After denying for several days reports that they were planning to leave the International Whaling Commission (IWC), Japanese officials said Wednesday that the country would withdraw from the 89-member panel in order to defy its ban on commercial whaling.
The move will eliminate the country's long-held "pretense" of hunting whales only for research purposes, said the conservation group Sea Shepherd, as Japan officially declares itself a "pirate whaling nation."
"This means that Japan is now openly declaring their illegal whaling activities," Paul Watson, founder of the group, told the New York Times.
"It's clear that the government is trying to sneak in this announcement at the end of year away from the spotlight of international media, but the world sees this for what it is. The declaration today is out of step with the international community." —Sam Annesley, Greenpeace Japan
Since the IWC introduced its ban on commercial whaling in 1986, Japan has used regular so-called "research whaling" trips off the coasts of Antarctica as a loophole to continue its whale-hunting. The country has killed an average of 333 minke whales on its expeditions, including more than 120 pregnant female whales last year.
Instead of traveling to the Southern Ocean every year, Japanese whalers will now resume hunting in Japan's territories and exclusive economic zone beginning in July 2019, selling whale meat on the open market.

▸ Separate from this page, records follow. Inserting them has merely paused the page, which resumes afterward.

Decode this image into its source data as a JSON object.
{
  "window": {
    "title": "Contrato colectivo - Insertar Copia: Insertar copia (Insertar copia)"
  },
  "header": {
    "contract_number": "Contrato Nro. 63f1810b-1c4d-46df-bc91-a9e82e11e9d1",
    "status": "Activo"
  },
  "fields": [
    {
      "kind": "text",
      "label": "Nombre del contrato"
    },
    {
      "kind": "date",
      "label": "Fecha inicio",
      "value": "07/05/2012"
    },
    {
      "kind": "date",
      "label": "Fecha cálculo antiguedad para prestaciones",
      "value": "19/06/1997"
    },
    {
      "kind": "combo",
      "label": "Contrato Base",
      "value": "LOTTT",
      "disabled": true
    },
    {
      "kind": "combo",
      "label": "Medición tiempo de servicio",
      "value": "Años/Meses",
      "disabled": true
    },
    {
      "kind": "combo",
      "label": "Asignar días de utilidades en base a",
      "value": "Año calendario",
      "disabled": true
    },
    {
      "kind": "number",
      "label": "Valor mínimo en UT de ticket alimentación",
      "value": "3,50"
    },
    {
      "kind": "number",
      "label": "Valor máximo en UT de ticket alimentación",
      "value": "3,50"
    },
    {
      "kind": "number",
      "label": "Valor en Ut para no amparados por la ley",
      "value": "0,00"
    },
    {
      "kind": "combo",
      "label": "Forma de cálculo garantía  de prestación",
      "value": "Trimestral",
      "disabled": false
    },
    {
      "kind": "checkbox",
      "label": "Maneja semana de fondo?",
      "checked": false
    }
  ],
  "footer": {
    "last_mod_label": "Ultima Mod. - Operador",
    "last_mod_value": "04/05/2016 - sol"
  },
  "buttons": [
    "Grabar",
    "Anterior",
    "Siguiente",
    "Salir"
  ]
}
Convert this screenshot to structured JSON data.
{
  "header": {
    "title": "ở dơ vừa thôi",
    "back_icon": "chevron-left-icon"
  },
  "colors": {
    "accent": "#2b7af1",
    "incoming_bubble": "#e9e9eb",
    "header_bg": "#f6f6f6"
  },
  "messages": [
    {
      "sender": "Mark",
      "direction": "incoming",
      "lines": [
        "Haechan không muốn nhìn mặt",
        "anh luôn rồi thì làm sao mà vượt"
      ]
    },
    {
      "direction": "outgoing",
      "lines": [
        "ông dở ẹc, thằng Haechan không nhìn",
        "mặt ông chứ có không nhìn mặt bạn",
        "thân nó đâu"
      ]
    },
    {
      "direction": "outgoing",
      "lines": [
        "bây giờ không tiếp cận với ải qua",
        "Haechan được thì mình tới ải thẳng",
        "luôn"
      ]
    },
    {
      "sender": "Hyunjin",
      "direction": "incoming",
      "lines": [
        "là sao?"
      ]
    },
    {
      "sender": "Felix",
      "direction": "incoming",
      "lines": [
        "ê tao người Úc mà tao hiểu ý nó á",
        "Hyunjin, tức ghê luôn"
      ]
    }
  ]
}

Greenpeace Japan noted that the country's timing of the announcement would not stop green groups from condemning its plan to openly slaughter whales for profit.
"It's clear that the government is trying to sneak in this announcement at the end of year away from the spotlight of international media, but the world sees this for what it is," said Sam Annesley, the group's executive director. "The declaration today is out of step with the international community, let alone the protection needed to safeguard the future of our oceans and these majestic creatures."
Following Iceland and Norway, which have also defied the IWC's ban on commercial whaling, Japan's withdrawal from the international body will mark the end of its participation in the global effort to save the world's whales from human activity.
"The Commission is the pre-eminent global body responsible for the conservation and management of whales and leads international efforts to tackle the growing range of threats to whales globally, including by-catch, ship strikes, entanglement, noise, and whaling," said Australia's environment minister, Melissa Price, in a statement. "Their decision to withdraw is regrettable and Australia urges Japan to return to the Convention and Commission as a matter of priority."
As Common Dreams reported last week, Japan first denied rumors of its plans to leave the IWC. Chief cabinet secretary Yoshihide Suga admitted in a statement that the government is putting its own " life and culture of using whales" ahead of conservation efforts.
"In its long history, Japan has used whales not only as a source of protein but also for a variety of other purposes," Suga said.
In fact, demand for whale meat in Japan has plummeted in recent years, with the industry depending on government subsidies to survive.
Commercial whaling represents the exact opposite direction Japan should be headed in regarding marine activity, Greenpeace Japan said.
"The world's oceans face multiple threats such as acidification and plastic pollution, in addition to overfishing," Annesley said. "As a country surrounded by oceans where people's lives have been heavily reliant on marine resources, it is essential for Japan to work towards healthy oceans. Japan's government has so far failed to resolve these problems.
"As the chair of the G20 in 2019, the Japanese government needs to recommit to the IWC and prioritize new measures for marine conservation," he concluded.